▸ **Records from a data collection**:
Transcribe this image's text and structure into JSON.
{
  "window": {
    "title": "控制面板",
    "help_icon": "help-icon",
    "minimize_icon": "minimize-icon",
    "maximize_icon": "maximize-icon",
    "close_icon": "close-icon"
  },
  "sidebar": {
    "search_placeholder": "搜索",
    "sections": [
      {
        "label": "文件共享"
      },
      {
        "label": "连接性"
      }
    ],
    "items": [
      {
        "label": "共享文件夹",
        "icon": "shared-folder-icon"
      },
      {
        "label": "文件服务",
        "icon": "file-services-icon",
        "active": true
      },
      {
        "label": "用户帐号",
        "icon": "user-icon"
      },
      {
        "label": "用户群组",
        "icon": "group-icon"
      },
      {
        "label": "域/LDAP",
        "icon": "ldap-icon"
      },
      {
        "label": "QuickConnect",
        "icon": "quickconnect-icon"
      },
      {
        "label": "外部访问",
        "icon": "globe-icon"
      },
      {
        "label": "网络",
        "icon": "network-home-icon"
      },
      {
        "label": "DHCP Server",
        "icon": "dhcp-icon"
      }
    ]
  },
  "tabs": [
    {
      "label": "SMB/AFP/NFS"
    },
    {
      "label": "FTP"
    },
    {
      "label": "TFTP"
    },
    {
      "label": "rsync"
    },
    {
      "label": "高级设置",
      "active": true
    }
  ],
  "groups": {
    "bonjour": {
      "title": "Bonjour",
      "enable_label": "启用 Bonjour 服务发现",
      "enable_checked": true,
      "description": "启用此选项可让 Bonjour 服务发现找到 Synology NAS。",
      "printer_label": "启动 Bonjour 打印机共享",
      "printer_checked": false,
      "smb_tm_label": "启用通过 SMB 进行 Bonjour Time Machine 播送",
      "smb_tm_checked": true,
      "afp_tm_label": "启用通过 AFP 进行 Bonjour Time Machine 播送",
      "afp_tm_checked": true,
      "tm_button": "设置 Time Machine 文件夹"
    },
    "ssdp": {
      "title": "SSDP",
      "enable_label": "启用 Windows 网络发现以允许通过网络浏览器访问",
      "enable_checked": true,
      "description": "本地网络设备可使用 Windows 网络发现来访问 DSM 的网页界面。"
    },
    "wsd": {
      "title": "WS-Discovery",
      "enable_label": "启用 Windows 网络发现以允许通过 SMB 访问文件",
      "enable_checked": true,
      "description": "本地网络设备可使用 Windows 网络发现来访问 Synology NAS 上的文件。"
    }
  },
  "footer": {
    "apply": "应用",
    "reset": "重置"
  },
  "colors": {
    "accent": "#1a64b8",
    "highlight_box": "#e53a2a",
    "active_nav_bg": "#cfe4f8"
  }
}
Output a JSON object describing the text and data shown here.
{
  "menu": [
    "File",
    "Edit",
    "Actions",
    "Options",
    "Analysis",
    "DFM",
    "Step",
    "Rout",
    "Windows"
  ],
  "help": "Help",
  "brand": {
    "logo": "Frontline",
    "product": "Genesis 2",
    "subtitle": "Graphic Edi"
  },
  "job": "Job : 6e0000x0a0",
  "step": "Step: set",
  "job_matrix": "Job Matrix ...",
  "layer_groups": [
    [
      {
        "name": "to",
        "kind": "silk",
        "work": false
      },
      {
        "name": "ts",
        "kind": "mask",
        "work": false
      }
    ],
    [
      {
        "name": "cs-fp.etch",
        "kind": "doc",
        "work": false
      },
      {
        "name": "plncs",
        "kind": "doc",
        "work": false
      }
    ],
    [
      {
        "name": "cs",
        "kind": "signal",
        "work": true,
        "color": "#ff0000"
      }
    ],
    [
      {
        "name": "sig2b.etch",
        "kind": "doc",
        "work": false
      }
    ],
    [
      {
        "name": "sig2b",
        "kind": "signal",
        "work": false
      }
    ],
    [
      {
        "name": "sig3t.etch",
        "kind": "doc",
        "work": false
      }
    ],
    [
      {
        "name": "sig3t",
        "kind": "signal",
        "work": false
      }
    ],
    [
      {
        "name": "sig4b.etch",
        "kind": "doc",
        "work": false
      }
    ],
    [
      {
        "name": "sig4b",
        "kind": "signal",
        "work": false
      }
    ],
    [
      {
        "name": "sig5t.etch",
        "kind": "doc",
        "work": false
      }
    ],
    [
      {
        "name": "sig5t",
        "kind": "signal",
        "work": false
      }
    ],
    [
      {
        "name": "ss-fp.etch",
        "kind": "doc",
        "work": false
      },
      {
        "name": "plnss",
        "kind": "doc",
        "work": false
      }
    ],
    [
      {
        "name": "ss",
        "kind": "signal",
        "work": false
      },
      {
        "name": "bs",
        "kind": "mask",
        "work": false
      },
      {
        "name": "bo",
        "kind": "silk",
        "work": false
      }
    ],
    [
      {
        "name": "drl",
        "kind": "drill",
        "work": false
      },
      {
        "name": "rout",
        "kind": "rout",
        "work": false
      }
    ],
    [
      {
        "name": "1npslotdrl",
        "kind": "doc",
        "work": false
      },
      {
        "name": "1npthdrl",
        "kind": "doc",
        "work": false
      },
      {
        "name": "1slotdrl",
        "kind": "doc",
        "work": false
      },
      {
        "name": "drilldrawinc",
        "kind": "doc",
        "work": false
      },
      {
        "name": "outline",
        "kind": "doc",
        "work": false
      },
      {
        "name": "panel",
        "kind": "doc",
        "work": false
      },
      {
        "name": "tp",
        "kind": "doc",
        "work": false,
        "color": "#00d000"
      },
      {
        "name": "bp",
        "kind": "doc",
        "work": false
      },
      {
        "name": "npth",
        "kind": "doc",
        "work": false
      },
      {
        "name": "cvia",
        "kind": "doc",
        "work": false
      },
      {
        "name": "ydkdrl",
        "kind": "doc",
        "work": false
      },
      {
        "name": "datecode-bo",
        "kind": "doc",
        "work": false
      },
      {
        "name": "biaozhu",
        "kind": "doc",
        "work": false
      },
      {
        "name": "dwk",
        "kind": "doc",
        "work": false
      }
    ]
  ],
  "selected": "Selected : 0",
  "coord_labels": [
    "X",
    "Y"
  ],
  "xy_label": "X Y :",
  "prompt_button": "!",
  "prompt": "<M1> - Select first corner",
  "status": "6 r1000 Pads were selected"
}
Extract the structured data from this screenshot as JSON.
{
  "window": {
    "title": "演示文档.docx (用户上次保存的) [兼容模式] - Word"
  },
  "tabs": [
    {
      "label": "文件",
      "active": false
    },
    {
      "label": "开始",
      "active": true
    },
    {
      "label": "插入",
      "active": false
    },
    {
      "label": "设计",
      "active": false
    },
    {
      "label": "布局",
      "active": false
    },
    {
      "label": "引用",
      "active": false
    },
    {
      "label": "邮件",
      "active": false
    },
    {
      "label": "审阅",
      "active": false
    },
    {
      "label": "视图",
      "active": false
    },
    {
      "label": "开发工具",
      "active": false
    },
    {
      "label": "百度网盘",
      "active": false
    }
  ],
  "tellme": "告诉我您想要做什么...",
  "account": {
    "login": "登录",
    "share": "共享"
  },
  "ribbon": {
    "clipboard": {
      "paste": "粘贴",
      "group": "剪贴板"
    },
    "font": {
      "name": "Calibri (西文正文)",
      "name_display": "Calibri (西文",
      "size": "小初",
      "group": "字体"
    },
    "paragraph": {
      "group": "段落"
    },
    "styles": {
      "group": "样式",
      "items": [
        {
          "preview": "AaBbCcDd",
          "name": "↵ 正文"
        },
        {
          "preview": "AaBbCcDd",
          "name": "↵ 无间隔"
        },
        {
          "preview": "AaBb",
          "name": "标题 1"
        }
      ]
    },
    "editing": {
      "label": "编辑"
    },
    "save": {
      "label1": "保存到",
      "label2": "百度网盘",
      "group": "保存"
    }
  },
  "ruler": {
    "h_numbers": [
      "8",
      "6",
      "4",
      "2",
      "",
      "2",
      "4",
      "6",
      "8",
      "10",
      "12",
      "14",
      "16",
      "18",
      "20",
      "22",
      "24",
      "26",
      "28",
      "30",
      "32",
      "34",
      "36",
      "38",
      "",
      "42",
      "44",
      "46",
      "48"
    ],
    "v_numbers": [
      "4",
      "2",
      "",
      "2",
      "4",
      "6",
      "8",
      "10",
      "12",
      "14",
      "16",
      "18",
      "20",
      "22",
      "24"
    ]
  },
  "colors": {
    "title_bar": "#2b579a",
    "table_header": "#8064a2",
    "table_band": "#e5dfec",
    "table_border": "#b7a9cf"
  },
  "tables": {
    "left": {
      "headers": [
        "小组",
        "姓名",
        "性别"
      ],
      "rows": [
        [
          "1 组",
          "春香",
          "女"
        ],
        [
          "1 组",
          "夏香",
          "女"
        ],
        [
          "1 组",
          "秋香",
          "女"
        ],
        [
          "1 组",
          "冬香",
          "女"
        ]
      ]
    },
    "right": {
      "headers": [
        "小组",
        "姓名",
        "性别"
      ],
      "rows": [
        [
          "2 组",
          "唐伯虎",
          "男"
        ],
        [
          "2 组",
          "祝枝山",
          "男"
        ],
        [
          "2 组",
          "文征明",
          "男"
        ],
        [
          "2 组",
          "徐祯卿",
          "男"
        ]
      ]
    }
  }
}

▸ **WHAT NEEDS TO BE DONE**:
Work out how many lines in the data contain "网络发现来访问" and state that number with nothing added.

▸ **TASK ANSWER**:
2